A scientist at Harvard used Google’s cloud platform to clone a supercomputer for a heart disease study, in a novel move that other researchers could follow to get around a shortage of powerful computing resources and speed up their work.
The study simulated a therapy that aims to dissolve blood clots and tumor cells in the human circulatory system that required an enormous amount of computing power that typically can be harnessed with a supercomputer, according to Harvard professor Petros Koumoutsakos.
“The big problem that we had (was) we could run one simulation using a full scale supercomputer,” Koumoutsakos said, adding that refining or optimizing the simulation required further access to the supercomputer.
In the U.S., there are only a handful of supercomputers that are capable of running the billions of calculations to accurately mimic the conditions in Koumoutsakos’s study.
The small number of machines capable of performing the research has created bottlenecks in the scientific process, according to Citadel Securities research platform head Costas Bekas.
To eliminate the bottlenecks researchers and companies such as Citadel that need an enormous amount of computing resources only found in supercomputers have begun to turn to the public cloud. But cloud computing operations aren’t designed to handle the demands researchers have. They are designed for millions of individual, relatively small computing tasks – things such as streaming video, serving webpages or database access. The cloud is usually built for reliability and resilience.

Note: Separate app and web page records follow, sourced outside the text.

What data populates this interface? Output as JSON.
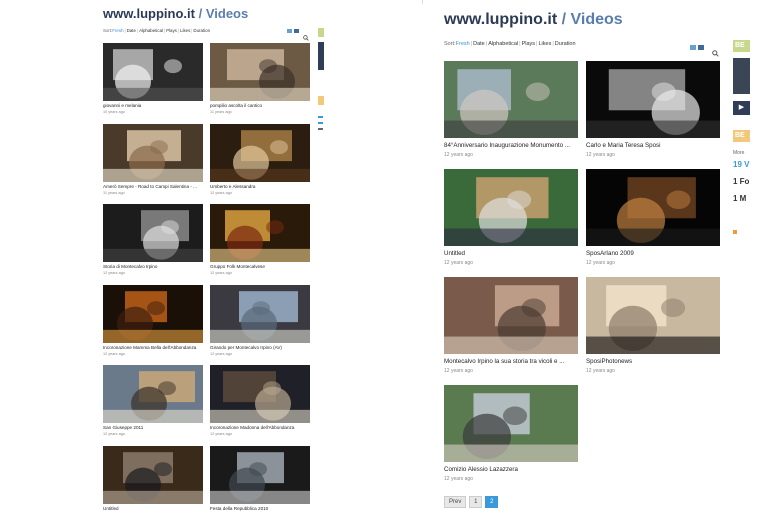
{
  "left": {
    "title": "www.luppino.it",
    "title_sep": "/",
    "title_sub": "Videos",
    "sort": {
      "label": "Sort:",
      "options": [
        "Fresh",
        "Date",
        "Alphabetical",
        "Plays",
        "Likes",
        "Duration"
      ],
      "active": "Fresh"
    },
    "videos": [
      {
        "title": "giovanni e melania",
        "date": "10 years ago"
      },
      {
        "title": "pompilio ascolta il cantico",
        "date": "11 years ago"
      },
      {
        "title": "Amerò Sempre - Road to Campi Salentina - ...",
        "date": "11 years ago"
      },
      {
        "title": "Umberto e Alessandra",
        "date": "12 years ago"
      },
      {
        "title": "Storia di Montecalvo Irpino",
        "date": "12 years ago"
      },
      {
        "title": "Gruppo Folk Montecalvese",
        "date": "12 years ago"
      },
      {
        "title": "Incoronazione Mamma Bella dell'Abbondanza",
        "date": "12 years ago"
      },
      {
        "title": "Girando per Montecalvo Irpino (AV)",
        "date": "12 years ago"
      },
      {
        "title": "San Giuseppe 2011",
        "date": "12 years ago"
      },
      {
        "title": "Incoronazione Madonna dell'Abbondanza",
        "date": "12 years ago"
      },
      {
        "title": "Untitled",
        "date": ""
      },
      {
        "title": "Festa della Repubblica 2010",
        "date": ""
      }
    ]
  },
  "right": {
    "title": "www.luppino.it",
    "title_sep": "/",
    "title_sub": "Videos",
    "sort": {
      "label": "Sort:",
      "options": [
        "Fresh",
        "Date",
        "Alphabetical",
        "Plays",
        "Likes",
        "Duration"
      ],
      "active": "Fresh"
    },
    "videos": [
      {
        "title": "84°Anniversario Inaugurazione Monumento ...",
        "date": "12 years ago"
      },
      {
        "title": "Carlo e Maria Teresa Sposi",
        "date": "12 years ago"
      },
      {
        "title": "Untitled",
        "date": "12 years ago"
      },
      {
        "title": "SposArIano 2009",
        "date": "12 years ago"
      },
      {
        "title": "Montecalvo Irpino la sua storia tra vicoli e ...",
        "date": "12 years ago"
      },
      {
        "title": "SposiPhotonews",
        "date": "12 years ago"
      },
      {
        "title": "Comizio Alessio Lazazzera",
        "date": "12 years ago"
      }
    ],
    "pager": {
      "prev": "Prev",
      "pages": [
        "1",
        "2"
      ],
      "current": "2"
    },
    "sidebar": {
      "badge1": "BE",
      "badge2": "BE",
      "more": "More",
      "n1": "19 V",
      "n2": "1 Fo",
      "n3": "1 M"
    }
  },
  "colors": {
    "title": "#2b3a55",
    "accent": "#3a9ad9",
    "badge": "#c8d88a"
  }
}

“Folks are realizing the potential for cloud to solve problems and technical scientific engineering computing to really unlock productivity and get to better answers, better insights, faster,” said Bill Magro chief high performance computing technologist at Google Cloud.

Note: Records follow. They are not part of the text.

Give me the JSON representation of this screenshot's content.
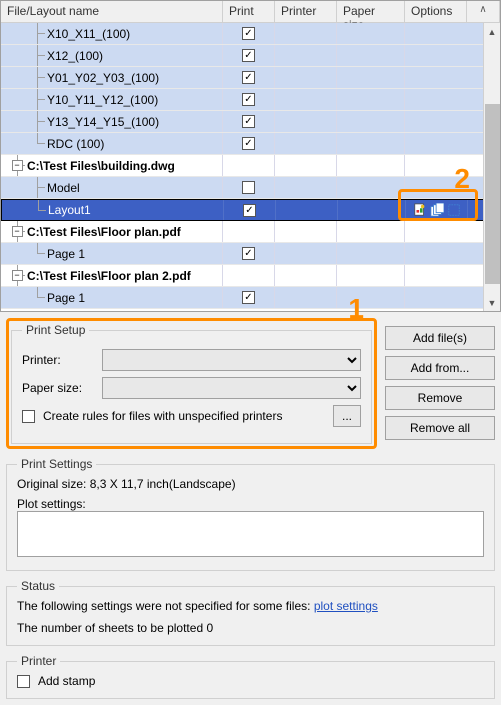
{
  "headers": {
    "file": "File/Layout name",
    "print": "Print",
    "printer": "Printer",
    "paper": "Paper size",
    "options": "Options",
    "spacer": "∧"
  },
  "rows": [
    {
      "type": "child",
      "name": "X10_X11_(100)",
      "print": true
    },
    {
      "type": "child",
      "name": "X12_(100)",
      "print": true
    },
    {
      "type": "child",
      "name": "Y01_Y02_Y03_(100)",
      "print": true
    },
    {
      "type": "child",
      "name": "Y10_Y11_Y12_(100)",
      "print": true
    },
    {
      "type": "child",
      "name": "Y13_Y14_Y15_(100)",
      "print": true
    },
    {
      "type": "child",
      "name": "RDC (100)",
      "print": true,
      "last": true
    },
    {
      "type": "group",
      "name": "C:\\Test Files\\building.dwg"
    },
    {
      "type": "child",
      "name": "Model",
      "print": false
    },
    {
      "type": "child",
      "name": "Layout1",
      "print": true,
      "last": true,
      "selected": true,
      "icons": true
    },
    {
      "type": "group",
      "name": "C:\\Test Files\\Floor plan.pdf"
    },
    {
      "type": "child",
      "name": "Page 1",
      "print": true,
      "last": true
    },
    {
      "type": "group",
      "name": "C:\\Test Files\\Floor plan 2.pdf"
    },
    {
      "type": "child",
      "name": "Page 1",
      "print": true,
      "last": true
    }
  ],
  "callouts": {
    "one": "1",
    "two": "2"
  },
  "printSetup": {
    "legend": "Print Setup",
    "printerLabel": "Printer:",
    "paperLabel": "Paper size:",
    "rulesLabel": "Create rules for files with unspecified printers",
    "ellipsis": "..."
  },
  "buttons": {
    "addFiles": "Add file(s)",
    "addFrom": "Add from...",
    "remove": "Remove",
    "removeAll": "Remove all"
  },
  "printSettings": {
    "legend": "Print Settings",
    "origSize": "Original size:  8,3 X 11,7 inch(Landscape)",
    "plotLabel": "Plot settings:"
  },
  "status": {
    "legend": "Status",
    "line1a": "The following settings were not specified for some files:",
    "link": "plot settings",
    "line2": "The number of sheets to be plotted 0"
  },
  "printer": {
    "legend": "Printer",
    "stamp": "Add stamp"
  }
}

Modifying cloud infrastructure to behave like a supercomputer requires changes in the software, networking and physical design of the hardware, Magro said.
Citadel helped sponsor Koumoutsakos’s research with Alphabet Inc subsidiary Google.